I told Daddy that I needed to pick up Grandma’s prescription in Cochran before going to Rochelle, and he took that job from me. “I will get her to eat and pick up her medicine.” he told me. I left that house at 2 pm, headed to Hawkinsville to get the girls. I got ten miles outside of Pineview when Kay Greene called me to say that Phillip was alone on the highway outside of Roddy with a flat. He couldn’t get the lugs off. I called Daddy’s cell and told him about Phillip.
He said, “Alright, Baby, I’ll handle it.” That was the last time we would ever speak to one another. I didn’t realize till the Grandma’s funeral that Daddy had loosened the lugs himself and changed the tire himself. He obviously wasn’t as weak as he looked. I texted him the rest of the night as much as his lame, sad text language would allow.
Leigh Ann and Jennifer Knight spent the evening with him, laughing and cleaning. He was throwing a birthday party for Cindy Nervo on the third. He left that out when telling me about his upcoming day. I found out about the party later that day when Leigh Ann and I were sitting in my living room while both pregnant and heartbroken on the third.

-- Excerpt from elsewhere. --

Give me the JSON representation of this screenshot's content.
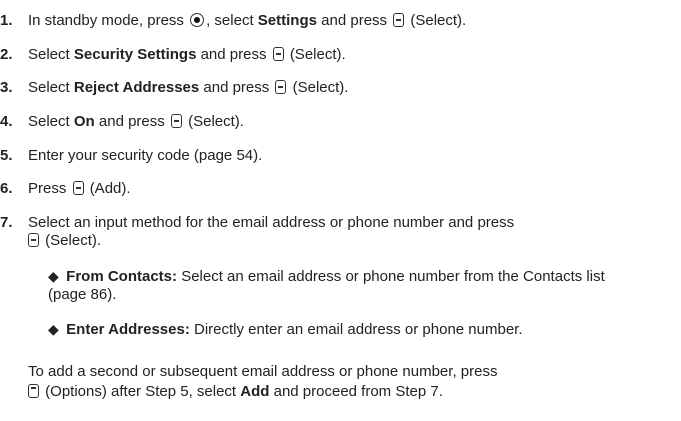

On the third, Michael called me at about 9 am to say that daddy never made it to their meeting that morning at Grandma’s. I called him. I texted him. I hyperventilated. I called Douglas. He found James Douglas Greene dead on the deck. My special daddy had returned home to Jesus that day. He made his choice. I had to accept it.
Grandma would take her last breath just 7 days later.
Three weeks later Liam was born.
December 24, 2019, the last bit of Greene legacy was taken from me as the one who shall not be named sold my homeplace to people who will never live there.
Sometimes loss knows no bounds.
Sometimes, you wake up at 3 am on the day your daddy died. Sometimes, you cry. Somethings happen that scar us. We all have scars now.
I think I will drink my coffee on the deck this morning. I never sit in his chair. The one he died in because I just look at it and talk to him like he is there. I would do these things except it’s 20 degrees and 4 am.
I can hear him say, “Baby, it’s just the two of us. Aren’t we a pair.” He held my hand. He died the next day.
It’s probably going to be a hard day. He would also say, “Baby, sometimes you’ll have that.”
The Oracle : “We can never see past the choices we don’t understand. ” The Matrix 2
Key of People
Daddy= Jimmy Greene
Grandma= Carolyn Greene
Leigh Ann = James’ wife and my sister-in-law
Douglas= my oldest brother
James= my baby brother
Phillip= my daddy’s brother
Michael=my daddy’s brother
Papa= B.C. Greene
Jennifer Knight=one of my besties
Cindy Nervo=Daddy’s dear friend
The one that shall not be named= Satan’s spawn